## Exercise goal
Every line containing "author" should be identified and copied from the data below.

--- Entries supplied Enclosed Below ---

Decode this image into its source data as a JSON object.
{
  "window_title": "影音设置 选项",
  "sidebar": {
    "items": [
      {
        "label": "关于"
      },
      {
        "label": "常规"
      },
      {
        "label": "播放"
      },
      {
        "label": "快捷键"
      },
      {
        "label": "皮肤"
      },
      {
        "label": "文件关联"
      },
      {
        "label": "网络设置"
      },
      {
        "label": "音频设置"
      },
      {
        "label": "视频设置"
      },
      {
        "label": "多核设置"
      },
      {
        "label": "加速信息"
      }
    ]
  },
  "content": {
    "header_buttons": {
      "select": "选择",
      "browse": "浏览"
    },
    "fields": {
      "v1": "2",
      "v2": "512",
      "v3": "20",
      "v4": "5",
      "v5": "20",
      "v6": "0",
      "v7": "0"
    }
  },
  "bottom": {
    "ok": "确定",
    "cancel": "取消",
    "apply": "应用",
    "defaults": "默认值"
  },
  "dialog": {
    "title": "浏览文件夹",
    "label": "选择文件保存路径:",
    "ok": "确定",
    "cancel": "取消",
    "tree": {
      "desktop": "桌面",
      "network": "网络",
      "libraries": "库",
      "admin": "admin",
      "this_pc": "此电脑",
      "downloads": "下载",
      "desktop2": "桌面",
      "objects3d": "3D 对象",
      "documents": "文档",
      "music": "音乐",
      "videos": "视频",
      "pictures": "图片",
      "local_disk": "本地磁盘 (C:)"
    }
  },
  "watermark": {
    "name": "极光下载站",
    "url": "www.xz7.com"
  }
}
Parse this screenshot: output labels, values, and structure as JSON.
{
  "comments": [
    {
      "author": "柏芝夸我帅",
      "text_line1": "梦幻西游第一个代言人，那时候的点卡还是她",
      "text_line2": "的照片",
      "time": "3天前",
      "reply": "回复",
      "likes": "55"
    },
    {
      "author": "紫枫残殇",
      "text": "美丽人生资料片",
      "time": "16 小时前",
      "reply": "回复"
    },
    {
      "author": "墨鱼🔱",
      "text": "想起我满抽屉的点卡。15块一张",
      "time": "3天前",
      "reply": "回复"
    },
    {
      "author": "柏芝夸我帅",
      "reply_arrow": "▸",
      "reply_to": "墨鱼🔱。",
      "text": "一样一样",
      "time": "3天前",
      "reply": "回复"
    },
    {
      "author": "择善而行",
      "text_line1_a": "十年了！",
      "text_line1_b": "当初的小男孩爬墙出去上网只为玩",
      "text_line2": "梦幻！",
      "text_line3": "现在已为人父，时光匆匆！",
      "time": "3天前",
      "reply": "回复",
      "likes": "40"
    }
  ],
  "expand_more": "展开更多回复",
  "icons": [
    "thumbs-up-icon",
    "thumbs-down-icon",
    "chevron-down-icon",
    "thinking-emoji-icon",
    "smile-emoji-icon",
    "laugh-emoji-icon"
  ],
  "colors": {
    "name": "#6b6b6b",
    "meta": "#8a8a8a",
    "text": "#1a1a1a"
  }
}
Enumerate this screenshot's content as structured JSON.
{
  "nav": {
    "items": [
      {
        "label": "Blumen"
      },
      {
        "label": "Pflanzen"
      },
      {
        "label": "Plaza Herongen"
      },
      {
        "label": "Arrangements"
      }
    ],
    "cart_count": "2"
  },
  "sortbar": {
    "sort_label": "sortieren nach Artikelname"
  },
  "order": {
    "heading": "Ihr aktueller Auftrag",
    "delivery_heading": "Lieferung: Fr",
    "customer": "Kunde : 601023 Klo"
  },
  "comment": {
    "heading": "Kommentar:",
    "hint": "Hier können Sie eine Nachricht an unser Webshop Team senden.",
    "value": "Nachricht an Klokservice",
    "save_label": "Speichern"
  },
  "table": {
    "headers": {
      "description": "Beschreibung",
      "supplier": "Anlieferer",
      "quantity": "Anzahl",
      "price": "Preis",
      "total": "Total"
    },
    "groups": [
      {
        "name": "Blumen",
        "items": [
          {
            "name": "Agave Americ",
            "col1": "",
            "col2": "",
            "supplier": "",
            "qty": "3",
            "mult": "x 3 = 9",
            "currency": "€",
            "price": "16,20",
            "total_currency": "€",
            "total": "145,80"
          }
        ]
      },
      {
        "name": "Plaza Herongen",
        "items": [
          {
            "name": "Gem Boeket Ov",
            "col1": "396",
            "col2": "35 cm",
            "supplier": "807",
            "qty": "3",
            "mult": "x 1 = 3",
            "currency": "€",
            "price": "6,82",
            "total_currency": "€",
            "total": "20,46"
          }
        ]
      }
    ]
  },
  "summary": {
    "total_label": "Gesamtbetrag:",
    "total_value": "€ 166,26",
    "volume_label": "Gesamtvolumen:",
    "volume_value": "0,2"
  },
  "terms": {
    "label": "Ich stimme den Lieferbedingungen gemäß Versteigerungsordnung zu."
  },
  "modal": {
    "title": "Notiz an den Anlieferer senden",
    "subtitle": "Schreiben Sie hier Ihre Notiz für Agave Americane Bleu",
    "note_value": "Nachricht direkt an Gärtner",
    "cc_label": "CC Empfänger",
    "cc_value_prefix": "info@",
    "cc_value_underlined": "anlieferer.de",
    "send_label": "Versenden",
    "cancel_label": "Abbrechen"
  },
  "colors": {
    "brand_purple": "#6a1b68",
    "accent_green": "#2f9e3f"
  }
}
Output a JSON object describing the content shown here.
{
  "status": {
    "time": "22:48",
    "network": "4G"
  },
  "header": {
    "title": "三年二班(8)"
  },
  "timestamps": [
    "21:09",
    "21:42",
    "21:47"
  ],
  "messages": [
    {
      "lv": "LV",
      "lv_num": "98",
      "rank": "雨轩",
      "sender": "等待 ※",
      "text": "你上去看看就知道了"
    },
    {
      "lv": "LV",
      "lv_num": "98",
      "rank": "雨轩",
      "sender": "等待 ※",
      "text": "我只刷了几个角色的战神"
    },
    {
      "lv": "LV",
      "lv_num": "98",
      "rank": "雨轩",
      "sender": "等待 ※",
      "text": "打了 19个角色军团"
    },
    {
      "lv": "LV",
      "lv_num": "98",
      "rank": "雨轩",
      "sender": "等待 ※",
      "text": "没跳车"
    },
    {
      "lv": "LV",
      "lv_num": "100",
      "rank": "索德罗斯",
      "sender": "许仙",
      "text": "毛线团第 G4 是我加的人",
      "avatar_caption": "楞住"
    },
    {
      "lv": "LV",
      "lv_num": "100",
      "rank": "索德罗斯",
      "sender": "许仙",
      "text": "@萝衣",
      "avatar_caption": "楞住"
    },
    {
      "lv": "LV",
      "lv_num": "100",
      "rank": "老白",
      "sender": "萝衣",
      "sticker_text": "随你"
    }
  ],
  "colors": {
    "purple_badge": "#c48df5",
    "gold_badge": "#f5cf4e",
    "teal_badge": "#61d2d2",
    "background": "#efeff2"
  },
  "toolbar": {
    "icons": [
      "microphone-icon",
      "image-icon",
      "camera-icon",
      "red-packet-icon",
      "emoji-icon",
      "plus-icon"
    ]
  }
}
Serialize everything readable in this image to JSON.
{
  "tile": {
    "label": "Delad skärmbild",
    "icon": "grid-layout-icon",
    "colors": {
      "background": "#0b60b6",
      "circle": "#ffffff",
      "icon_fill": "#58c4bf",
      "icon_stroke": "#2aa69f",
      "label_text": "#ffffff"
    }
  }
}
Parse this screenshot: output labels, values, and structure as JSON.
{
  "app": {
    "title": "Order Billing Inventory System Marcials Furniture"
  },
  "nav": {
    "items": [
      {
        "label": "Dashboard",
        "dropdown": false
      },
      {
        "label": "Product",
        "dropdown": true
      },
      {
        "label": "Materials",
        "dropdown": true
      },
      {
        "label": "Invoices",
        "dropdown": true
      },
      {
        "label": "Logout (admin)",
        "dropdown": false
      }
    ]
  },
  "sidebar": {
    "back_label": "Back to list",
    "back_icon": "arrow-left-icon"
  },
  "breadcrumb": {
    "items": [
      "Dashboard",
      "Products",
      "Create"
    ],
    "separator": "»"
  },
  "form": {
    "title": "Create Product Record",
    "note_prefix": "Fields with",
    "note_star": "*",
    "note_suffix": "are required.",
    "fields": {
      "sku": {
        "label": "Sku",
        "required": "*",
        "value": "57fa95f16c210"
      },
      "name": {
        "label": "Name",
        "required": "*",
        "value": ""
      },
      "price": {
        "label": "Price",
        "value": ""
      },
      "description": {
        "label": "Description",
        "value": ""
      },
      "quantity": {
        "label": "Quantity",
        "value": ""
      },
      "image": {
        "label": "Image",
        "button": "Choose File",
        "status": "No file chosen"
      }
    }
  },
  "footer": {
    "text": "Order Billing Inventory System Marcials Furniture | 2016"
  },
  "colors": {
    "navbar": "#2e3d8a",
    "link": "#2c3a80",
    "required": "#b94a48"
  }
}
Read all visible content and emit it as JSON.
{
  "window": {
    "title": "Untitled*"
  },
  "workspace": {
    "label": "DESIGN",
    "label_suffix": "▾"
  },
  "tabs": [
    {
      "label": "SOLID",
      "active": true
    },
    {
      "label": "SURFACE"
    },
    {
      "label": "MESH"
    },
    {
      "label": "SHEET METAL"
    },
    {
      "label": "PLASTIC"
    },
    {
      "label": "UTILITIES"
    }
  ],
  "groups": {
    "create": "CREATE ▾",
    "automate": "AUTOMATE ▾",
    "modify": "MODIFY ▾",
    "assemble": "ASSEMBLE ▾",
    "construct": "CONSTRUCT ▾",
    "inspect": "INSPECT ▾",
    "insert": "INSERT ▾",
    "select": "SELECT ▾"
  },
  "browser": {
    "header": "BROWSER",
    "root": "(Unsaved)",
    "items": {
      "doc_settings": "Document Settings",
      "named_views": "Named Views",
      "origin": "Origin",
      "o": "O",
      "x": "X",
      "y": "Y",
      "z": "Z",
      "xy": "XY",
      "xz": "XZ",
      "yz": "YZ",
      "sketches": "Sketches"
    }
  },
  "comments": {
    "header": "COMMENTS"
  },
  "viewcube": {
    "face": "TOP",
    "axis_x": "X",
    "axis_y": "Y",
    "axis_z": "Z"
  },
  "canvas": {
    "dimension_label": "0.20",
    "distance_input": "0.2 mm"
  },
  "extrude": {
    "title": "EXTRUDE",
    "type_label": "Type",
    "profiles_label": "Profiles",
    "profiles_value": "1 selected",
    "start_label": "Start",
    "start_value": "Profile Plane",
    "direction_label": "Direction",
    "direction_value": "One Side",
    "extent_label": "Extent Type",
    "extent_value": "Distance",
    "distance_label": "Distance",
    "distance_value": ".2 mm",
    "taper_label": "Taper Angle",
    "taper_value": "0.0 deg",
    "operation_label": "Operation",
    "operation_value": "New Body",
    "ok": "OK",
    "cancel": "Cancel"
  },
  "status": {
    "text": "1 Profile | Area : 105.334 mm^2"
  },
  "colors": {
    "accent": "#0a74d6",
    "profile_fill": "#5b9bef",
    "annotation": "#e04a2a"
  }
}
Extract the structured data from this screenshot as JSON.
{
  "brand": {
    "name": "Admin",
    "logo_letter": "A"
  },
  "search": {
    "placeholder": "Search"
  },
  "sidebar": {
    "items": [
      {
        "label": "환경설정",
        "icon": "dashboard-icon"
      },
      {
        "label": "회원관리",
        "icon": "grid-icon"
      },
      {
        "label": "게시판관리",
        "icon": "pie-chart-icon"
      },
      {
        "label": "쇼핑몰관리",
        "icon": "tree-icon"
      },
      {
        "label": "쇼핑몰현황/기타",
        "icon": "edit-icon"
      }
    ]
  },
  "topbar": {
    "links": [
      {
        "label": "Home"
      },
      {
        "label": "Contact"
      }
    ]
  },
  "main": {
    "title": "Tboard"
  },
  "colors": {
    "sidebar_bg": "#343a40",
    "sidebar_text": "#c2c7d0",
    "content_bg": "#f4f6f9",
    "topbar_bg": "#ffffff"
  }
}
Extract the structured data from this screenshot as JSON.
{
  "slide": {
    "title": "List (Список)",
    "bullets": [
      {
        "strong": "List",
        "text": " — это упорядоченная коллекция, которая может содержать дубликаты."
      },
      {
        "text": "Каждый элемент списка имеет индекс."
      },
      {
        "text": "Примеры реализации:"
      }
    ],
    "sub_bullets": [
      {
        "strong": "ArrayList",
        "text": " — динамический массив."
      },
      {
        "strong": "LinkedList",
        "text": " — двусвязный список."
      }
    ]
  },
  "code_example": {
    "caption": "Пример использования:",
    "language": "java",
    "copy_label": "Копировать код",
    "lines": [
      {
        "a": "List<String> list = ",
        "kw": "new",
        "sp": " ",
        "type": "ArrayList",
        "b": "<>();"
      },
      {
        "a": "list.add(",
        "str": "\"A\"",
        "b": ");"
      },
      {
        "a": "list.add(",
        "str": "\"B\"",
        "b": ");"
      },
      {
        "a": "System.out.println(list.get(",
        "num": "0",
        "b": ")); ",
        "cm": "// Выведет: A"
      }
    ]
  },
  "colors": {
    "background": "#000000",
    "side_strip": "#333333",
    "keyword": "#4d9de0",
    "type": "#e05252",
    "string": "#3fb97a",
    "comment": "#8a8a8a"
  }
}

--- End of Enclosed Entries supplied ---

## Response below
      "author": "柏芝夸我帅",
      "author": "紫枫残殇",
      "author": "墨鱼🔱",
      "author": "柏芝夸我帅",
      "author": "择善而行",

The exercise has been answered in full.